Patty Mills worked hard his entire life to make it in the NBA.
So when he heard of 10 indigenous kids running Sunday's New York marathon - 42kms after just six months of training - he was in awe of their achievement and keen to reinforce the message of rewards from perseverance.
"I can't believe you guys just ran a marathon. That's absolutely incredible," indigenous star Mills told the travelling party after his San Antonio Spurs' 94-84 NBA win over the Knicks in New York this week.
"Australia's so proud of you."
The Marathon Project is the brainchild of former Australian world champion Robert de Castella, who first helped four Northern Territory men complete the run in 2010.
Five years later the total group number had risen to 10, including Sydney resident John Leha, who weighed 170 kilograms when brother and former rugby league junior Tohi suddenly died of cancer in 2013.
Five indigenous mothers also completed the mammoth task.
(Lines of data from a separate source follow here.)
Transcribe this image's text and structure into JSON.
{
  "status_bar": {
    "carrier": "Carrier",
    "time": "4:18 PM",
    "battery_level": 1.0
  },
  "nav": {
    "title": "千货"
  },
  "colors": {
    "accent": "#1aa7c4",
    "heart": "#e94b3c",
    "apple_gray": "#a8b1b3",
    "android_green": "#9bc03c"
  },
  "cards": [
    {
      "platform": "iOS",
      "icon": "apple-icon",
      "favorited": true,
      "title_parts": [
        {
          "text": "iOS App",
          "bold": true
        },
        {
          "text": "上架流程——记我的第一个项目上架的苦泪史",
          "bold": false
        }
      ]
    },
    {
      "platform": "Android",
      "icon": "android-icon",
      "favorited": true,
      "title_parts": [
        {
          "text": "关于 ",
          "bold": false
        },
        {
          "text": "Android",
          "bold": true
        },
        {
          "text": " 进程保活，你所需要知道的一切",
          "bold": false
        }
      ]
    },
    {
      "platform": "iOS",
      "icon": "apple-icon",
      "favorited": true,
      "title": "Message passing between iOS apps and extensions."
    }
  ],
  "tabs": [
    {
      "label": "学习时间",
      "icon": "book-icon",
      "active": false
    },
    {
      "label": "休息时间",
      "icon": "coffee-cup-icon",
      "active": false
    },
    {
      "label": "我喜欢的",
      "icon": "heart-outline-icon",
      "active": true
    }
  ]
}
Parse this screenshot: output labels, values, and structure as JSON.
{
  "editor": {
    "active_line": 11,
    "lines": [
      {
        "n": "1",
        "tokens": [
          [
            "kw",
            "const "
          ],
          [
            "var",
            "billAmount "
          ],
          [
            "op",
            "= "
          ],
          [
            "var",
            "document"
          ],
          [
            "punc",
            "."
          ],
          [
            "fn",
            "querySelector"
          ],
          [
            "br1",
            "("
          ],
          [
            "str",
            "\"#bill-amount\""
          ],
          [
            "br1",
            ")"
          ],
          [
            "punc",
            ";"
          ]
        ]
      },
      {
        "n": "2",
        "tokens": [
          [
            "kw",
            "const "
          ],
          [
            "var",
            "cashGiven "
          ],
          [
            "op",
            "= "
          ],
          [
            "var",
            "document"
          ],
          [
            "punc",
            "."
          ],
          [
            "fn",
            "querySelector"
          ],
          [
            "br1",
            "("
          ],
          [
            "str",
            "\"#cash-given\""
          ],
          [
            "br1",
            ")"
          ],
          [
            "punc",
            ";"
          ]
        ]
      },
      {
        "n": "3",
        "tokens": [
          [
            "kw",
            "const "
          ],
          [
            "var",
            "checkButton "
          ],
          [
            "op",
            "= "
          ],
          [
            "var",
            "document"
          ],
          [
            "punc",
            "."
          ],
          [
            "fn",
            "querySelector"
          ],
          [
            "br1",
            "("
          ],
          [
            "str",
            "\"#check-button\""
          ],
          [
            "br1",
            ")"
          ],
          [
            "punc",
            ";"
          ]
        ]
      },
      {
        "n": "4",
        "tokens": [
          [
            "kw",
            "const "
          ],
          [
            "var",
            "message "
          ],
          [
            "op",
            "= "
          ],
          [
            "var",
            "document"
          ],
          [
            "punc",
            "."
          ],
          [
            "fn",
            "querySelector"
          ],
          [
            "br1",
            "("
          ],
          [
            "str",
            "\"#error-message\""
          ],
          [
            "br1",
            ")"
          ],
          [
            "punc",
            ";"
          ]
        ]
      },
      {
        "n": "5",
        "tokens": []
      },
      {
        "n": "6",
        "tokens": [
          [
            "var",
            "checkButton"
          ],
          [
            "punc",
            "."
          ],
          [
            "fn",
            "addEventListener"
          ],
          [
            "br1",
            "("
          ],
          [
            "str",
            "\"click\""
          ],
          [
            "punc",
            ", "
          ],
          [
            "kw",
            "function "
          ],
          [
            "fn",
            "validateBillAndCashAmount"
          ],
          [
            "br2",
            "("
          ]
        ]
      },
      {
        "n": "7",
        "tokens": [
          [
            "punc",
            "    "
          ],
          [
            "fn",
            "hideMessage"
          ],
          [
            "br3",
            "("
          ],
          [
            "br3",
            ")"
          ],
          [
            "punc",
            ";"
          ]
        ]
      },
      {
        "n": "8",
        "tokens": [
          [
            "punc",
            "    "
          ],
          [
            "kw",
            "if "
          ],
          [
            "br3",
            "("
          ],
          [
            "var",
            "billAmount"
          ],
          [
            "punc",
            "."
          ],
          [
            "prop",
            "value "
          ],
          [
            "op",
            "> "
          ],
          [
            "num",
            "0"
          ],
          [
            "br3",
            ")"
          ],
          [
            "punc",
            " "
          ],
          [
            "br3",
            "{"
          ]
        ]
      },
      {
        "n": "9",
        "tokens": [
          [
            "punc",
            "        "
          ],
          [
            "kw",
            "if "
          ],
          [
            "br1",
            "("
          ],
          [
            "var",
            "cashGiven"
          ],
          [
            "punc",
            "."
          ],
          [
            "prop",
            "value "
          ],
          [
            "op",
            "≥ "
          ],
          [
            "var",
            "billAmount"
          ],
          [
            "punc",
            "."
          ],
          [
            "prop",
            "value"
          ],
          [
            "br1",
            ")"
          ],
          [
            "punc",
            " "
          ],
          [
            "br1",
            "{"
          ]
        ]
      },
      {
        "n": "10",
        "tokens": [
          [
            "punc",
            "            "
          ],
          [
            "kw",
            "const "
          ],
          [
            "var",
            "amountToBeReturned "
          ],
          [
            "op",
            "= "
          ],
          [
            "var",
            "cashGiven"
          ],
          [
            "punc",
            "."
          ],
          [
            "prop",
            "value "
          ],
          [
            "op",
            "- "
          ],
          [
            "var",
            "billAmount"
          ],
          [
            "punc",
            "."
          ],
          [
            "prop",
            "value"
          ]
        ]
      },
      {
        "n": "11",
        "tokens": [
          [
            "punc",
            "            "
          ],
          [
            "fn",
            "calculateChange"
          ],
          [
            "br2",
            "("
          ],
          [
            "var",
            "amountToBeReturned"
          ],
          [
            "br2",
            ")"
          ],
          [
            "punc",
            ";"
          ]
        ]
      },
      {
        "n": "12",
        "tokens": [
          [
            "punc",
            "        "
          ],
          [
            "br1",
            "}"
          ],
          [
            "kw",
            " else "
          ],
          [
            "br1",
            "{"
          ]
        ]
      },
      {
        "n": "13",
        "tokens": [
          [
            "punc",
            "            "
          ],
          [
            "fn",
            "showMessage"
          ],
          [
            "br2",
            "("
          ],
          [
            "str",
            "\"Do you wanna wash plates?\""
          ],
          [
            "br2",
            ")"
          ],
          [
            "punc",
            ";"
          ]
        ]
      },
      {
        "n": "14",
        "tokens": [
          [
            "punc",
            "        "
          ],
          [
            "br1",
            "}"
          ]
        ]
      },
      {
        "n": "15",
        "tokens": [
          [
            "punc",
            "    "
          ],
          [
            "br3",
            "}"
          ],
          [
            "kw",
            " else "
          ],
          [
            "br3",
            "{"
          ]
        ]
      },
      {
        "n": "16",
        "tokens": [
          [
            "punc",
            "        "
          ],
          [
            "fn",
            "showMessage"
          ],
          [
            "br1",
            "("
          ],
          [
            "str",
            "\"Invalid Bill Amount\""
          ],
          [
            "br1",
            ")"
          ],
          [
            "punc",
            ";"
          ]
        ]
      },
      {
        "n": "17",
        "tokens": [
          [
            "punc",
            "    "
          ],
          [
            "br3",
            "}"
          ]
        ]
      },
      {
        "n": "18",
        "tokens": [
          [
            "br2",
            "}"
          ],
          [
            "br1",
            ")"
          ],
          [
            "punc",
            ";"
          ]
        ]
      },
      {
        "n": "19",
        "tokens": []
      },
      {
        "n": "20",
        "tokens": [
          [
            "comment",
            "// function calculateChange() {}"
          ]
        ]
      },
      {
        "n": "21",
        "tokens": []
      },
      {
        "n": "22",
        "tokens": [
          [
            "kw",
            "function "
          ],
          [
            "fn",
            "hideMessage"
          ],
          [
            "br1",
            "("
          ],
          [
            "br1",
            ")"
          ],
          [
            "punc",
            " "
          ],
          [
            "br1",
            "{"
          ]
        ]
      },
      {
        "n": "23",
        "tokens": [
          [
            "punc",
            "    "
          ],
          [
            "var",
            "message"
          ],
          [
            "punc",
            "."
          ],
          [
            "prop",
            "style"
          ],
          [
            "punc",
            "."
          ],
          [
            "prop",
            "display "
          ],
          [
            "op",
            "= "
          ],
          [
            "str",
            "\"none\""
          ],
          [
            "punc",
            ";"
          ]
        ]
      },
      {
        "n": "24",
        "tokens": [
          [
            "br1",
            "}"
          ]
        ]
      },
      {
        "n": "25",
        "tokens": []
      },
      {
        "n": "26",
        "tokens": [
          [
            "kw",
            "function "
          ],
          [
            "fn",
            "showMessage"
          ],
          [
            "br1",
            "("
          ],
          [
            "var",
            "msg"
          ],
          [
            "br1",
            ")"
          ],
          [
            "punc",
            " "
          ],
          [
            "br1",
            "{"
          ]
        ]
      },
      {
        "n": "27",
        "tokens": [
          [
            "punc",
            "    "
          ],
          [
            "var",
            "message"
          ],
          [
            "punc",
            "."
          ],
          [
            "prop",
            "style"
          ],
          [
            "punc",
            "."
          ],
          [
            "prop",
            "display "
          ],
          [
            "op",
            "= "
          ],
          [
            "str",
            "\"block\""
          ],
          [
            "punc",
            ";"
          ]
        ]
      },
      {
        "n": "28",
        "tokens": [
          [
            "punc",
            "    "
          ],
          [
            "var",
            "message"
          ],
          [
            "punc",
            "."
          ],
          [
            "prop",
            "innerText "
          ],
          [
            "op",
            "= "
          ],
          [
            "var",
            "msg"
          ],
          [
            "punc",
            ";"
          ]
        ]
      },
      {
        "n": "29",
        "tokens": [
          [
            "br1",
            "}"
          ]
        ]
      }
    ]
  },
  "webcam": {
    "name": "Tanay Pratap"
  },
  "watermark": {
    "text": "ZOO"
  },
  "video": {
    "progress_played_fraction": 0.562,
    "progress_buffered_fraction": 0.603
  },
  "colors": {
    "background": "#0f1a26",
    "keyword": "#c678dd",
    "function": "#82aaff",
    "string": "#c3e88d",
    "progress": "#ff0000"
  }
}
Initially, de Castella went out in search of an indigenous Olympic champion, but he soon realised he found much more.
When Leha strode through Central Park's finish line last Sunday, he did so at 130 kilograms.
"After the death of his brother, he looked around at his family and they were all struggling," de Castella told AAP.
"He said, 'I'm going to lose my whole family because of this lifestyle. So he started training and exercising and said he wanted to be part of a change."
All 10 runners qualified for the project after finishing a Certificate III in Fitness, recreational coaching certificates with Athletics Australia, and a sports first aid CPR course in preparation.
But De Castella, who won marathon gold in the 1982 Commonwealth Games in Brisbane, said they had also walked away as community changers.
"What we've now focused on is something more important, which is addressing the issues that we in Australia face with our indigenous people - all of the chronic disease, the social dysfunction in terms of drugs, alcohol, violence, incarcerations... all those things," he said.
"But we do it by celebrating indigenous achievement and resilience, and we do that by picking one of the hardest things that you can do: running a marathon here in New York, which is the biggest and one of the hardest marathons in the world."
Mills, who said he'd never run a marathon in his life, had long kept an eye on De Castella's work in the indigenous community and was eager to provide some words of encouragement.
De Castella said the input from just the second indigenous player in the NBA completed the trip of a lifetime for some of the kids.
For Timber Creek's Dwayne Jones and Arnham Land's Chris Guyula - both Spurs fans - it was also a childhood dream come true.
"For me, where I am now and what I've accomplished, it's important for me to show them support to make sure they keep continuing whatever dreams they aspire to," Mills said.